» ACTIVITY
Return the lines below in which the string "amount" occurs.

-------

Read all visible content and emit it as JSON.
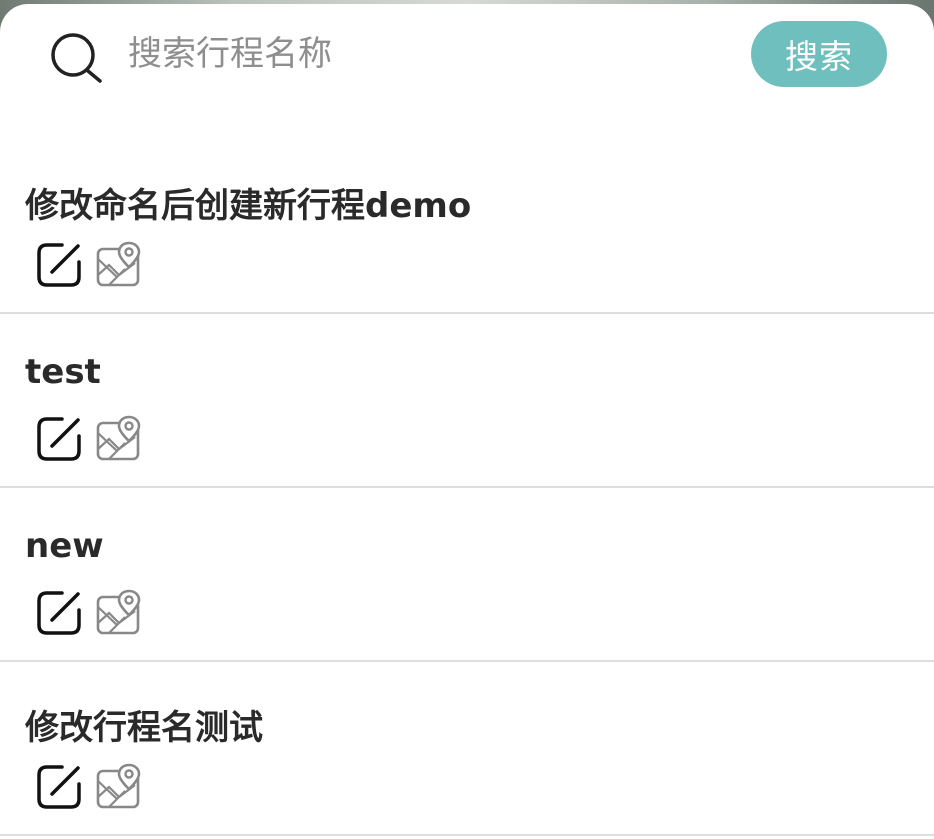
{
  "search": {
    "placeholder": "搜索行程名称",
    "button_label": "搜索"
  },
  "trips": [
    {
      "title": "修改命名后创建新行程demo",
      "edit_icon": "edit-icon",
      "map_icon": "map-pin-icon"
    },
    {
      "title": "test",
      "edit_icon": "edit-icon",
      "map_icon": "map-pin-icon"
    },
    {
      "title": "new",
      "edit_icon": "edit-icon",
      "map_icon": "map-pin-icon"
    },
    {
      "title": "修改行程名测试",
      "edit_icon": "edit-icon",
      "map_icon": "map-pin-icon"
    }
  ],
  "colors": {
    "accent": "#6fbfbf",
    "divider": "#dddddd",
    "title_text": "#2a2a2a",
    "placeholder_text": "#8e8e8e"
  }
}
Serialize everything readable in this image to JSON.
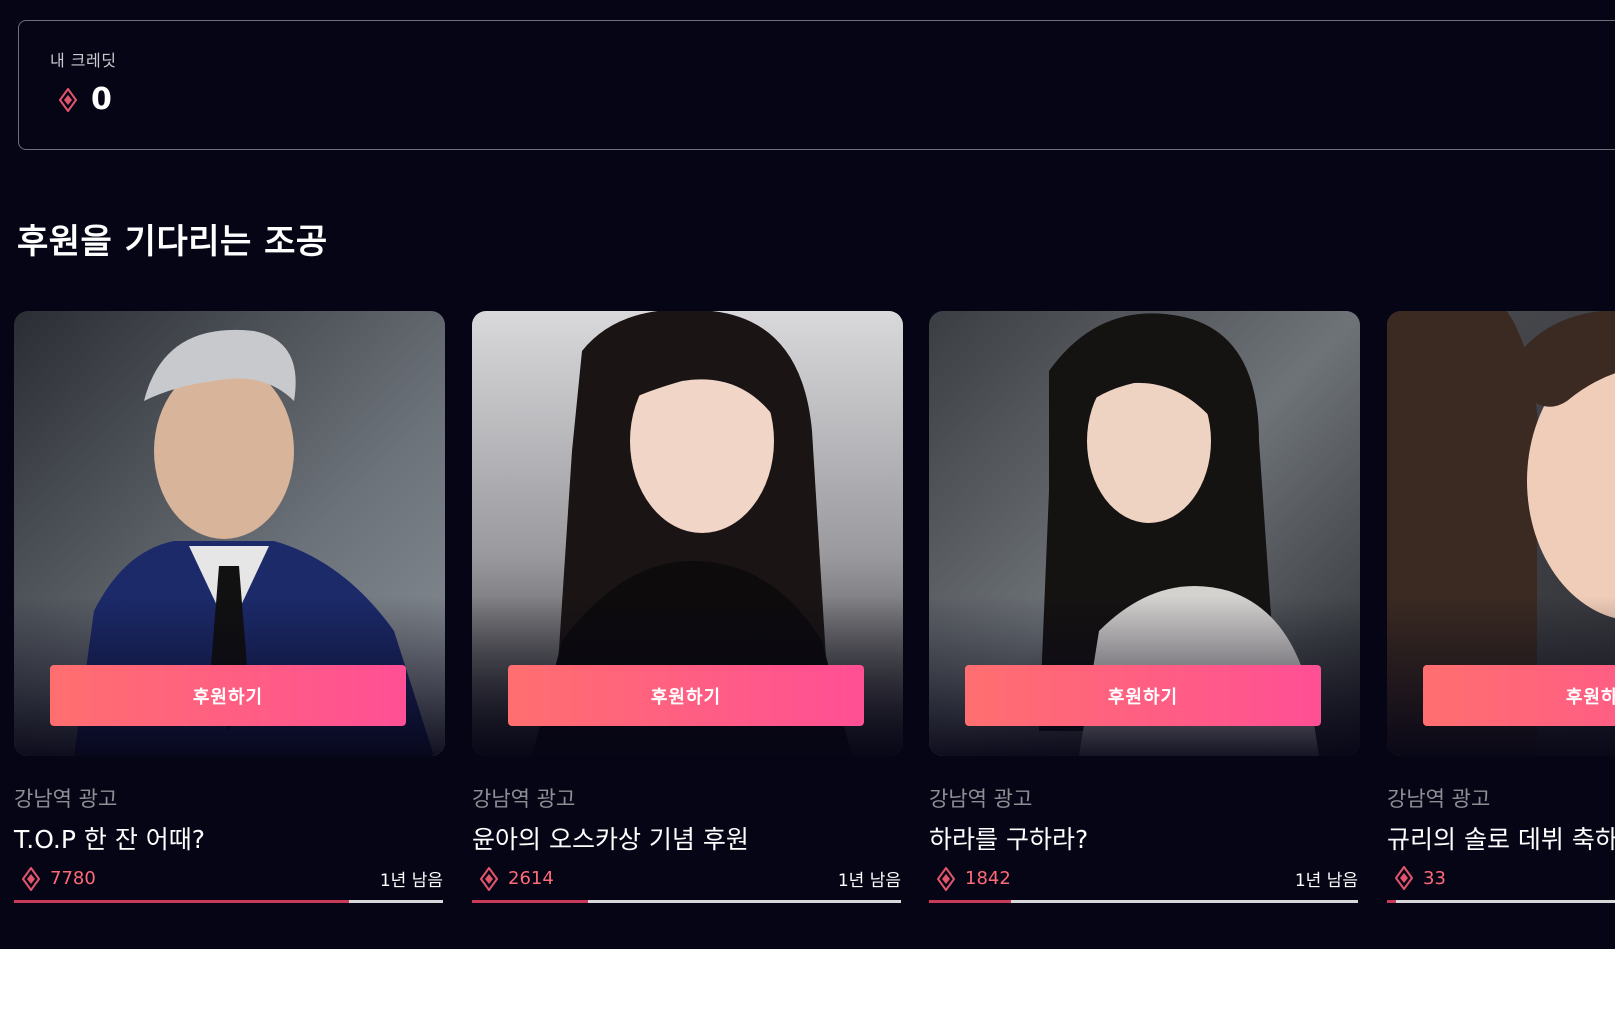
{
  "credit": {
    "label": "내 크레딧",
    "value": "0"
  },
  "section": {
    "title": "후원을 기다리는 조공"
  },
  "cards": [
    {
      "category": "강남역 광고",
      "title": "T.O.P 한 잔 어때?",
      "amount": "7780",
      "remaining": "1년 남음",
      "button_label": "후원하기",
      "progress": 0.78
    },
    {
      "category": "강남역 광고",
      "title": "윤아의 오스카상 기념 후원",
      "amount": "2614",
      "remaining": "1년 남음",
      "button_label": "후원하기",
      "progress": 0.27
    },
    {
      "category": "강남역 광고",
      "title": "하라를 구하라?",
      "amount": "1842",
      "remaining": "1년 남음",
      "button_label": "후원하기",
      "progress": 0.19
    },
    {
      "category": "강남역 광고",
      "title": "규리의 솔로 데뷔 축하",
      "amount": "33",
      "remaining": "",
      "button_label": "후원하기",
      "progress": 0.02
    }
  ],
  "colors": {
    "background": "#060516",
    "accent": "#ff5a7e",
    "amount": "#ff6a78",
    "progress_fill": "#c93a5a",
    "progress_track": "#d8d8dc"
  },
  "icons": {
    "credit": "diamond-gem-icon",
    "amount": "diamond-gem-icon"
  }
}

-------

» RESPONSE FOR THIS EXERCISE
      "amount": "7780",
      "amount": "2614",
      "amount": "1842",
      "amount": "33",
    "amount": "#ff6a78",
    "amount": "diamond-gem-icon"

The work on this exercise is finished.